Granted, this is a difficult concept. After all, everything that the Almighty has created, He has created is to manifest His glory. This includes garbage. Since it is G-d’s will that the Jewish People worship Him and rebuild their Statehood on the foundations of the Torah, can it be that He has servants working in an opposite manner creating mountains of garbage which counteract everything the Master has decreed? How can He allow all of this trash?

To explain this paradox, the Zohar teaches, in the famous parable of the harlot, that the purpose of evil is to bring forth the will of G-d. While the king wants his son to live a moral life and not succumb to temptation, he secretly hires a harlot and instructs her to seduce his son, in order to test his obedience to his father’s teachings. To resist her wiles and charms, the prince has to summon all of his inner resources and strengths. When he succeeds, the king grants him the highest of prizes and honors. Now who caused all of this grandeur to come to the prince? The harlot! (Zohar, Shemot, 163A).

Just as each one of us is called upon to conquer our evil inclinations in our personal lives, we, as a nation, are also summoned to separate the holy from the garbage in our national lives as well. This is the process of “birur” or selection that the Jewish Nation is experiencing today.
It's our job to separate the peel from the fruit.

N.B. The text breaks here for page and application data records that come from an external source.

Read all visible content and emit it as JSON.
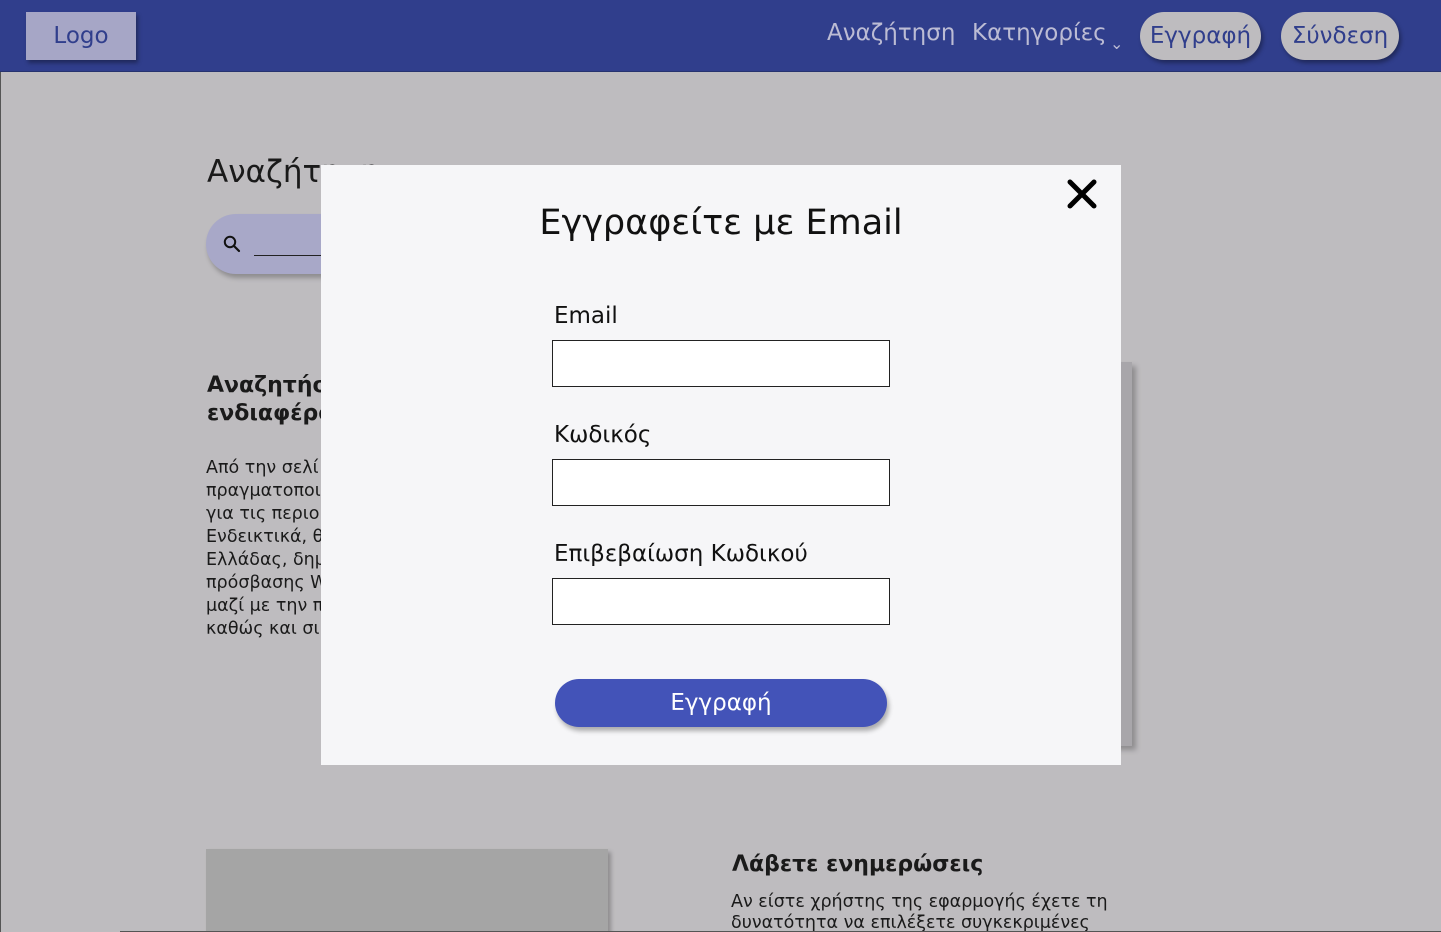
{
  "navbar": {
    "logo_label": "Logo",
    "search_link": "Αναζήτηση",
    "categories_link": "Κατηγορίες",
    "categories_chevron": "⌄",
    "register_button": "Εγγραφή",
    "login_button": "Σύνδεση"
  },
  "background": {
    "page_title": "Αναζήτηση",
    "section_heading_line1": "Αναζητήστ",
    "section_heading_line2": "ενδιαφέρο",
    "paragraph_lines": [
      "Από την σελί",
      "πραγματοποι",
      "για τις περιο",
      "Ενδεικτικά, θ",
      "Ελλάδας, δημ",
      "πρόσβασης W",
      "μαζί με την π",
      "καθώς και σι"
    ],
    "updates_title": "Λάβετε ενημερώσεις",
    "updates_line1": "Αν είστε χρήστης της εφαρμογής έχετε τη",
    "updates_line2": "δυνατότητα να επιλέξετε συγκεκριμένες"
  },
  "modal": {
    "title": "Εγγραφείτε με Email",
    "email_label": "Email",
    "email_value": "",
    "password_label": "Κωδικός",
    "password_value": "",
    "confirm_label": "Επιβεβαίωση Κωδικού",
    "confirm_value": "",
    "submit_label": "Εγγραφή",
    "close_icon": "close-icon"
  },
  "colors": {
    "navbar_bg": "#303e8c",
    "overlay_bg": "#bebcbf",
    "modal_bg": "#f6f6f8",
    "submit_bg": "#4353b8"
  }
}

This estrangement from our own holy sources is but a passing illness. After two thousand years of exile among the nations of the world, we have returned to Eretz Yisrael to build our own unique Jewish State. But when we come back from our wanderings, our luggage is filled with both good things and bad. We have learned about socialism, and communism, capitalism, and democracy. In our school of hard knocks, we have learned how to be writers, scientists, statesmen, and soldiers. In the long school of galut, we have absorbed gentile concepts, corrupt dealings, and heretical teachings as well. It is our job to sift out the good from the bad and to re-establish our nation on the basis of Torah. The more garbage that there is, the harder each one of us has to work. The darker the husks, the more we have to strive to increase Torah in order to spread its light. Just as the dregs serve to preserve a fine wine, so does the existence of the wicked force the champions of spirituality and goodness to climb to greater heights, until they can reveal the glorious, universal, transcendental, Divine “ism” of Judaism, the paucity of which led to the spiritual rebellion and heresy of the past. In a nutshell, the more corruption, immorality, and evil, the holier we all have to be.

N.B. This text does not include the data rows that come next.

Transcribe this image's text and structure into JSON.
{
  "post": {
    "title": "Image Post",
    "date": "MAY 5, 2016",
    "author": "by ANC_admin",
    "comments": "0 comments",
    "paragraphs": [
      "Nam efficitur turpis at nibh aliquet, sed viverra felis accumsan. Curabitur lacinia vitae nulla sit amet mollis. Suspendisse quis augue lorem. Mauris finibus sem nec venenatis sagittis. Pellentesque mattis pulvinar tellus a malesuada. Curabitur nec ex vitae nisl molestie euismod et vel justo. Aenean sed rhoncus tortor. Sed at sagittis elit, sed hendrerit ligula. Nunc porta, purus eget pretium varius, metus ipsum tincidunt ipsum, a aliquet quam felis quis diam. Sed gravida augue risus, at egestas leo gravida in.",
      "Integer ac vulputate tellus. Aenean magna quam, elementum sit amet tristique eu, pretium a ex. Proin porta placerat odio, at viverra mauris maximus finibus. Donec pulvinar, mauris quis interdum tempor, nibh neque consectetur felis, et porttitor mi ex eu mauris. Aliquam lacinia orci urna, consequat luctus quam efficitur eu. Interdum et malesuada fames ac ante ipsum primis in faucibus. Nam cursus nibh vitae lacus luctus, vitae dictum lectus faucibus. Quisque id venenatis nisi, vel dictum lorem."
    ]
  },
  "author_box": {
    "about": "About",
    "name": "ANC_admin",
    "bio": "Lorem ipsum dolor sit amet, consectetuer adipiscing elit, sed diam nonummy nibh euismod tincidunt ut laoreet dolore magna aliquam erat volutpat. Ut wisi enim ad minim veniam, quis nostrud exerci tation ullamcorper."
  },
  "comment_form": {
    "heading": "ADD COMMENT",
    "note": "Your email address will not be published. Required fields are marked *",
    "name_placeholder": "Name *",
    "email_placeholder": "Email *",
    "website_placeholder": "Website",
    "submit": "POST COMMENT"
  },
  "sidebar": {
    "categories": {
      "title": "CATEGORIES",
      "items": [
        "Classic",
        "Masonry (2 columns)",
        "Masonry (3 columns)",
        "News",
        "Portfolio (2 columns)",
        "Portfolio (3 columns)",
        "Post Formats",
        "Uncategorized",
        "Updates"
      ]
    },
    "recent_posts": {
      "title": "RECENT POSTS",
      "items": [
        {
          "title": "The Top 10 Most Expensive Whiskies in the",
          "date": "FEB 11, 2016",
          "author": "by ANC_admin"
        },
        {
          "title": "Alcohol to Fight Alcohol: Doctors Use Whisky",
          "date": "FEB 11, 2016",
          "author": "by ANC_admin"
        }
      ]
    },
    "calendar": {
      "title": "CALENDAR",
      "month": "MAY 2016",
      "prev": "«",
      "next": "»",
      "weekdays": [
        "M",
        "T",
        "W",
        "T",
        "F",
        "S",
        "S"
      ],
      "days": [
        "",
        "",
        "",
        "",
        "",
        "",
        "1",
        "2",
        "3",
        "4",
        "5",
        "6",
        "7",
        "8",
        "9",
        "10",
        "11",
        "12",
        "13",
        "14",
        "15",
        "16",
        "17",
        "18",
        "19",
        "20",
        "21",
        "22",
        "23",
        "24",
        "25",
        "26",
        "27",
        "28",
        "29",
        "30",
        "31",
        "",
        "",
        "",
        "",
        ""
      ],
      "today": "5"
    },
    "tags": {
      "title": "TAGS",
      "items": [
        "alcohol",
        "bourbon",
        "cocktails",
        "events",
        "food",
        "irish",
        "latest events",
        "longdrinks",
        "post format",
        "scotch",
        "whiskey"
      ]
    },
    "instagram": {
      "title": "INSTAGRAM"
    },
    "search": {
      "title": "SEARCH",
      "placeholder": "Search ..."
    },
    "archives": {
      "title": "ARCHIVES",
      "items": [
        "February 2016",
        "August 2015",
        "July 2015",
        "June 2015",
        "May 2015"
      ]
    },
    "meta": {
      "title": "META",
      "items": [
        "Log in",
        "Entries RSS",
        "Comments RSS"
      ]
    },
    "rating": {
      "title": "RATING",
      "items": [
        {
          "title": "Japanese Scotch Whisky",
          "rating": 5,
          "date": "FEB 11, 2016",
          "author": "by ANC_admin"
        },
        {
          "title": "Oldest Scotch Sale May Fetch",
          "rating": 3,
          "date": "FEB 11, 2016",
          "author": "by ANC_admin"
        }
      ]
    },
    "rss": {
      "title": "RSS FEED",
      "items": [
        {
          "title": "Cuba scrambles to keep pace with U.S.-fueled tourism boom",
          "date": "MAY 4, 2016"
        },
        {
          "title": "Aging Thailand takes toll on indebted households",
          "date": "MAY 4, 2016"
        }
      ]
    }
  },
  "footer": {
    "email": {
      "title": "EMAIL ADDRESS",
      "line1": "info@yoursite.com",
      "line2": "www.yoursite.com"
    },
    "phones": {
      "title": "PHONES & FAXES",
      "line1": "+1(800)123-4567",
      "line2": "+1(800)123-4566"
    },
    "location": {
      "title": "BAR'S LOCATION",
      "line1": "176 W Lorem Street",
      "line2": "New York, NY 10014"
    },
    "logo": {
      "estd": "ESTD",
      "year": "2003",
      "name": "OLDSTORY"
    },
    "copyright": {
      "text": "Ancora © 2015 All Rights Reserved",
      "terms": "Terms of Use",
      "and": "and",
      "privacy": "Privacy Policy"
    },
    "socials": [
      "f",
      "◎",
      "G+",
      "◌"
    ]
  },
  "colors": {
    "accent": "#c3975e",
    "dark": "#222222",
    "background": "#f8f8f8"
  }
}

Rabbi Kook writes that although holiness, goodness, and faith will seem to suffer and weaken in the early stages of nation building, this is in reality the stimulus for the magnificent ascent that follows. “For after the decay of the refuse, the light of splendor and holiness will immediately begin to grow on healthy holy foundations” (Orot HaTechiya, 52).
But to bring about this world perfecting rectification, you have to be engaged in the battle. If you want to participate in the Redemption, you can’t sit on the sidelines, watching from thousands of miles away, afraid to get dirty.
Watching from the sidelines
You can't do the Divine work of selection by keeping away from the garbage. You have to buckle on your boots, grab your buckets and brooms, and climb onto the dump with the rest of us here. The garbage is waiting for you. And also an incredible, indescribable good. If you come with a willing heart and a firm trust in G-d, then you won’t even notice the smell on your shoes. I promise.